As any parent knows, bedtime is one of the sweetest times you can spend with your child, but it can also be difficult to get kids to settle down and fall asleep without any drama. I learned this first-hand putting my son, Mason, to bed every evening. After he takes his bath, puts on his pajamas, brushes his teeth, and kisses Mommy goodnight, we retreat to his bedroom where we almost invariably read three books. However, we’ve gone through long periods when, even after I made my reading voice as soothing as possible, he was still having a hard time calming down. So I started telling him a story about a boy named Mason who lives in a big house with his Mommy and Daddy and his two dogs, Muffin and Lloyd, and who one day decides to go for a walk in the woods. It started out short and halting, but as Mason was going through a growth spurt, a time when he tends to be particularly restless, the story grew and the wording became more refined as I repeated it night after night. And it worked. Something about the rhythm of the narrative seemed to settle him down. His eyes would grow heavy, he’d turn over on his side, and his breathing would become regular. I’d whisper the story for another minute or two, just to make sure he was asleep, and then creep slowly and deliberately out of the room.
After I had been putting Mason to sleep like this every night for months, my wife, Ginny, finally heard the story and suggested that I get someone to paint illustrations to go along with the words. Ginny’s mother, Susan Edwards, is an extremely talented artist, so she was the obvious choice. A few days later, I mentioned it to Susan, who asked me to send her the story, which I did. I had no idea if she would be inspired enough by the narrative to make a whole series of paintings, and I got back to work writing my dissertation (which eventually evolved into my forthcoming book, How Does It Feel?: Elvis Presley, The Beatles, Bob Dylan, and the Philosophy of Rock and Roll). A few months later, Ginny’s parents came to visit and Susan brought with her twenty-two beautifully rendered watercolor paintings that somehow perfectly expressed what I had imagined, while also being surprising, bringing a depth and subtle humor to my words. I was extremely happy with the result, and we immediately determined that we should share the book with others.
At first, we considered sending the book to literary agents, but after doing a lot of research on the publishing industry and talking with a number of writers, agents, and editors we knew, we decided to publish independently. I wrote a post a while back explaining my rationale in detail, but the bottom line is that, instead of submitting our labor of love to industry professionals who would view our book primarily as a marketable commodity, we felt that we could appeal directly to friends and friends-of-friends, building an audience organically based on the high quality of our work and the intrinsic value it has for others. Our motivation in writing this book has not been primarily to make money, though of course that would be nice, but to share the beautiful thing we’ve created.
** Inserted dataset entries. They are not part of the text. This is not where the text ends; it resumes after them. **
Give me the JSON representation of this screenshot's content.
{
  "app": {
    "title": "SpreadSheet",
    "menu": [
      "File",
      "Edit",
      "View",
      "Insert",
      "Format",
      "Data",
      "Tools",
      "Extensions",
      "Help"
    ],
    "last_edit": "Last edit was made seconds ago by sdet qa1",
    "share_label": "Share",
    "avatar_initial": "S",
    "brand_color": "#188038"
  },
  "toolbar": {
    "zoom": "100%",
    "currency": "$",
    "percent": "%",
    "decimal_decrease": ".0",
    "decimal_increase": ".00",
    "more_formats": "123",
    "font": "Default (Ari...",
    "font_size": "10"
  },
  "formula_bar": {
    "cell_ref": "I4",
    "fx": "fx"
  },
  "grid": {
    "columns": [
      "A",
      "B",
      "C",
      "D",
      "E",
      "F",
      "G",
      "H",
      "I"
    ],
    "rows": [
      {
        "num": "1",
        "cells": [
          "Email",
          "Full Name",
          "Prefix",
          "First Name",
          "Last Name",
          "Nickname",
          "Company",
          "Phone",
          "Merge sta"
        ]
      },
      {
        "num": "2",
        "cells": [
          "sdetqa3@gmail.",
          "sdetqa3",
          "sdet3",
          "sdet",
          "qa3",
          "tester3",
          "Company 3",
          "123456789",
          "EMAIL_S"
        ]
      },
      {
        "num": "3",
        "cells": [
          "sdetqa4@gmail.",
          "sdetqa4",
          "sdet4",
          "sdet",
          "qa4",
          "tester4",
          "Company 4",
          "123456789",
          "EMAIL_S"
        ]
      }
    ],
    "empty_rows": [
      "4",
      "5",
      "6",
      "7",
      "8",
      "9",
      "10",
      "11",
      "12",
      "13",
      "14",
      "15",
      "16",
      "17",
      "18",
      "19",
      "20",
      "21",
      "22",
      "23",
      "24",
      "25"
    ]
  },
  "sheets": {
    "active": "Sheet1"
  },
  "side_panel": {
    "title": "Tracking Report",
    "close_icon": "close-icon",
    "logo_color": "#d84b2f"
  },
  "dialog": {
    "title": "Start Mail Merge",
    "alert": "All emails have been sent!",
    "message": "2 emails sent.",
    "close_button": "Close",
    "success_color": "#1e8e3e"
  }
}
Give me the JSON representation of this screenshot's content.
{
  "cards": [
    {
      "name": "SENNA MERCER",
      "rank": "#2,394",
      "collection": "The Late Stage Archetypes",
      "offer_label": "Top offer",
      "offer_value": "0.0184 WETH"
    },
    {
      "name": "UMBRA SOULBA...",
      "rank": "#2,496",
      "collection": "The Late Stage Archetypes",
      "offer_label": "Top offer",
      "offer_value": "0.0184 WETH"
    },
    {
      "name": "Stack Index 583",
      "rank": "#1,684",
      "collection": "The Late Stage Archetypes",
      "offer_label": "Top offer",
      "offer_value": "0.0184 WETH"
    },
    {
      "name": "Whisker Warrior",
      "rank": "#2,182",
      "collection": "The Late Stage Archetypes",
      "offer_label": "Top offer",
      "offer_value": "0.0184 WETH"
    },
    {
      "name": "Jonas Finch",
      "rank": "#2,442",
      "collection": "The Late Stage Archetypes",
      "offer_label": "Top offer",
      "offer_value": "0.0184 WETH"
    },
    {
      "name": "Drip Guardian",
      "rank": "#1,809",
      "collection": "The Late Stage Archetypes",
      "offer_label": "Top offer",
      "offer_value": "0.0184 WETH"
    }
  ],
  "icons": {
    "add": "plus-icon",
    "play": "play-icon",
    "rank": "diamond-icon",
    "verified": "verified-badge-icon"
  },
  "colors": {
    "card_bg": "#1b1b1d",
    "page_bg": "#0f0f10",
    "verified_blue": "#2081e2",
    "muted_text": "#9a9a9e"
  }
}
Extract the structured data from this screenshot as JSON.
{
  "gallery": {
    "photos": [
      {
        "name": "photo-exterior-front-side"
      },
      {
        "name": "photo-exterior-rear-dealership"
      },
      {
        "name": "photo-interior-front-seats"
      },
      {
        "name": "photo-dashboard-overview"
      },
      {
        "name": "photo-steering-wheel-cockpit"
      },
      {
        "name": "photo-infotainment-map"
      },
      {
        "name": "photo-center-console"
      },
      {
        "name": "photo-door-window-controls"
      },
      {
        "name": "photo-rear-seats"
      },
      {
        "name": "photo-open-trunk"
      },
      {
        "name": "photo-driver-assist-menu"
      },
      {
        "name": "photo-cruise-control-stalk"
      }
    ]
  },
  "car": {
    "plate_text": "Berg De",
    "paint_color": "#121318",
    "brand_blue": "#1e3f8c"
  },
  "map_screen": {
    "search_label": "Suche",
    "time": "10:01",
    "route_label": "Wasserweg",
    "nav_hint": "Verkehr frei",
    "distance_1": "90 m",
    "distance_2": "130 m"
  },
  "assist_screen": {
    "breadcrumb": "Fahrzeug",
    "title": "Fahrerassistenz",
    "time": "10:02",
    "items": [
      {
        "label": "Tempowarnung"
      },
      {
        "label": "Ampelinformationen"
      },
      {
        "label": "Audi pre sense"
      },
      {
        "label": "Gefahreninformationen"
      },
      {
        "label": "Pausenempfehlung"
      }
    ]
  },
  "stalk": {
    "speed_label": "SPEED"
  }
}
People seem to be loving The Walk so far, and we’re gratified to know that it’s being enjoyed by a growing number of children, and that the story is helping parents get their kids to fall sleep.